  • Economy minister for the northwestern state of Sonora, Margarita Vélez de la Rocha, recently reported that Mexico Pacific has secured all required approvals for the LNG export facility it plans to build in Puerto Libertad. Although construction has not yet been officially announced, Governor Alfonso Durazo is expected to make such an announcement soon.
  • The project, dubbed “Saguaro Energía LNG” hopes looks to eventually introduce 28 MTPA (million tons of LNG per annum) export capacity with phase one bringing 9.4 MTPA in two trains online by 2026-2027, followed by phase two with a third 4.7 MTPA train, and phase three with trains 4-6 amounting to a further 14.1 to 15 MTP.
  • As reported by regional media, Vélez de la Rocha confirmed she would be meeting with company representatives to coordinate an exclusive supplier expo most likely in late January.
  • The Houston-based company is set to invest US$13-16 billion in the Sonora LNG project over the next three years. However, a wide range of technical details related to logistics are still being addressed, and critics have raised concerns over construction of the 800km pipeline that would connect the site to supply from Texas. Among those criticisms expressed to MI involve the planned route of the line running through areas that have historically been contested by indigenous populations and/or have seen high levels of violence between criminal organizations.
  • Furthermore, central to that geography is the state of Chihuahua, lying south of western Texas, with that state’s governor María Eugenia Campos announcing on Monday that the state has signed an agreement with Mexico Pacific to develop the section of pipeline running through the desert state. The official presented the document signed also by Mexico Pacific CEO Ivan Van der Walt to develop the project in the state.
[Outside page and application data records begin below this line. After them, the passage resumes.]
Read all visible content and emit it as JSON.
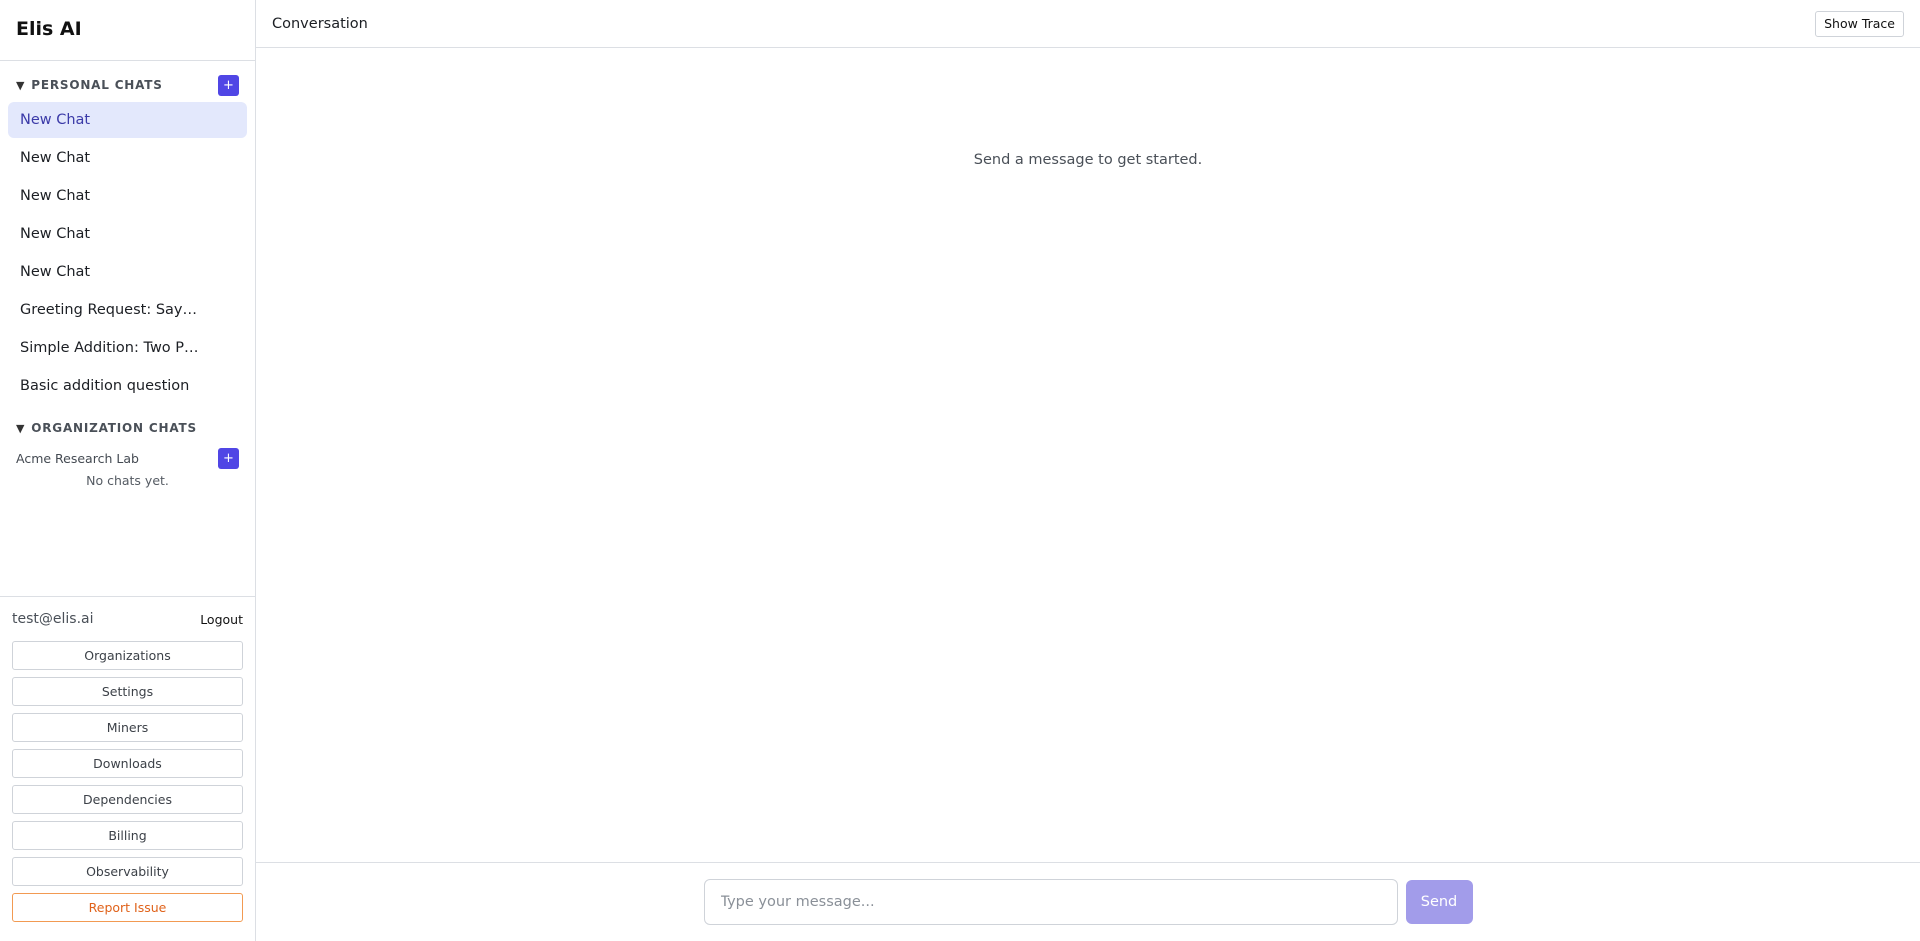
{
  "app": {
    "title": "Elis AI"
  },
  "sidebar": {
    "personal": {
      "caret": "▼",
      "title": "Personal Chats",
      "add_label": "+",
      "chats": [
        {
          "label": "New Chat",
          "active": true
        },
        {
          "label": "New Chat"
        },
        {
          "label": "New Chat"
        },
        {
          "label": "New Chat"
        },
        {
          "label": "New Chat"
        },
        {
          "label": "Greeting Request: Say …"
        },
        {
          "label": "Simple Addition: Two Pl…"
        },
        {
          "label": "Basic addition question"
        }
      ]
    },
    "organization": {
      "caret": "▼",
      "title": "Organization Chats",
      "org_name": "Acme Research Lab",
      "add_label": "+",
      "empty_text": "No chats yet."
    },
    "footer": {
      "email": "test@elis.ai",
      "logout_label": "Logout",
      "buttons": [
        "Organizations",
        "Settings",
        "Miners",
        "Downloads",
        "Dependencies",
        "Billing",
        "Observability"
      ],
      "report_label": "Report Issue"
    }
  },
  "header": {
    "title": "Conversation",
    "trace_label": "Show Trace"
  },
  "conversation": {
    "empty_text": "Send a message to get started."
  },
  "composer": {
    "placeholder": "Type your message...",
    "value": "",
    "send_label": "Send"
  },
  "colors": {
    "accent": "#5046e5",
    "active_bg": "#e3e8fc",
    "send_disabled": "#a29cea",
    "report": "#e0621a"
  }
}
The International Energy Agency (IEA) has released its first ever Latin America Energy Outlook to generate insights on the region’s pathways to net-zero decarbonization hopes and realities moving towards the global target of 2050 with both positives and negatives to report for Mexico.

The IEA report explores three scenarios. It focuses on the Stated Policies Scenario (STEPS), reflecting today’s policy settings, and the Announced Pledges Scenario (APS), which assumes all pledges and targets are achieved in full and on time, including climate goals established by Nationally Determined Contributions. The APS also reflects the net zero emissions pledges made by 16 countries, including Mexico. STEPS provides a more conservative benchmark for the future than that of the APS by not taking for granted that governments will reach all announced goals. The IEA framework explores the gaps between policy and targets, or in a sense, between what governments have guaranteed, current policy, and what they aspire to reach. Progress is also benchmarked against the Net Zero Emissions by 2050 (NZE) Scenario, which lays out a pathway to decarbonize the global energy system by mid-century.
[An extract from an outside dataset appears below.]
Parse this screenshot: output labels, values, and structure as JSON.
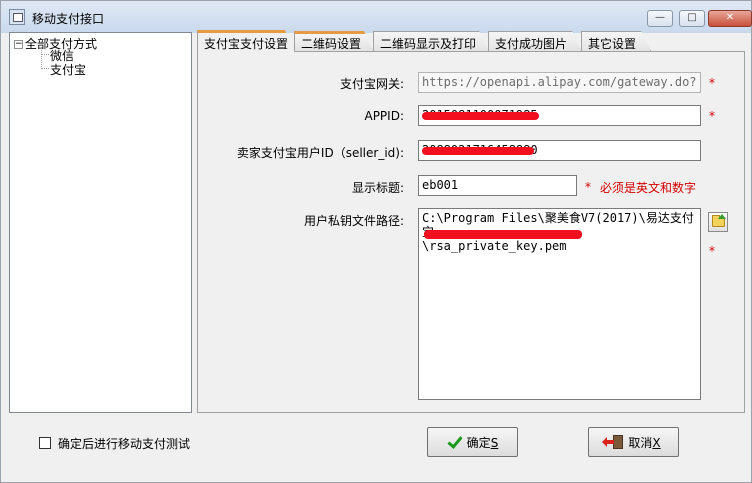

Among its findings: Mexico by far the biggest importer of natural gas in Latin America and the Caribbean (LAC), most coming from the US and chiefly Texas. Mexico imported more than 45 billion cubic meters from the United States via pipelines in 2022.  Under the STEPS scenario, natural gas imports widen further, even with natural gas production increasing nearly 25% by 2050. Under all scenarios, oil production in Mexico falls, but under STEPS it plateaus as demand remains steady. In the STEPS, natural gas and solar PV together look to meet over 95% of electricity generation growth to 2050 in Mexico.

In both the STEPS and APS, the share of fossil fuels in energy consumption in industry in Mexico remains high. In the APS, the share of bioenergy remains low compared to other LAC countries. Electrification increases in road transport after 2030 in both scenarios. In the APS, electricity accounts for over half of energy consumption in transport by 2050.

Remarkably, the IEA also found that ownership of air conditioners more than triples by 2050 and is responsible for more than 40% of the increase in electricity consumption in Mexico’s buildings sector in the STEPS. Energy-efficient appliances limit the size of the increase in the APS. However, in both scenarios, electricity consumption in buildings almost doubles from current levels. It contributes to a total peak demand increase of 40% in the APS by 2050.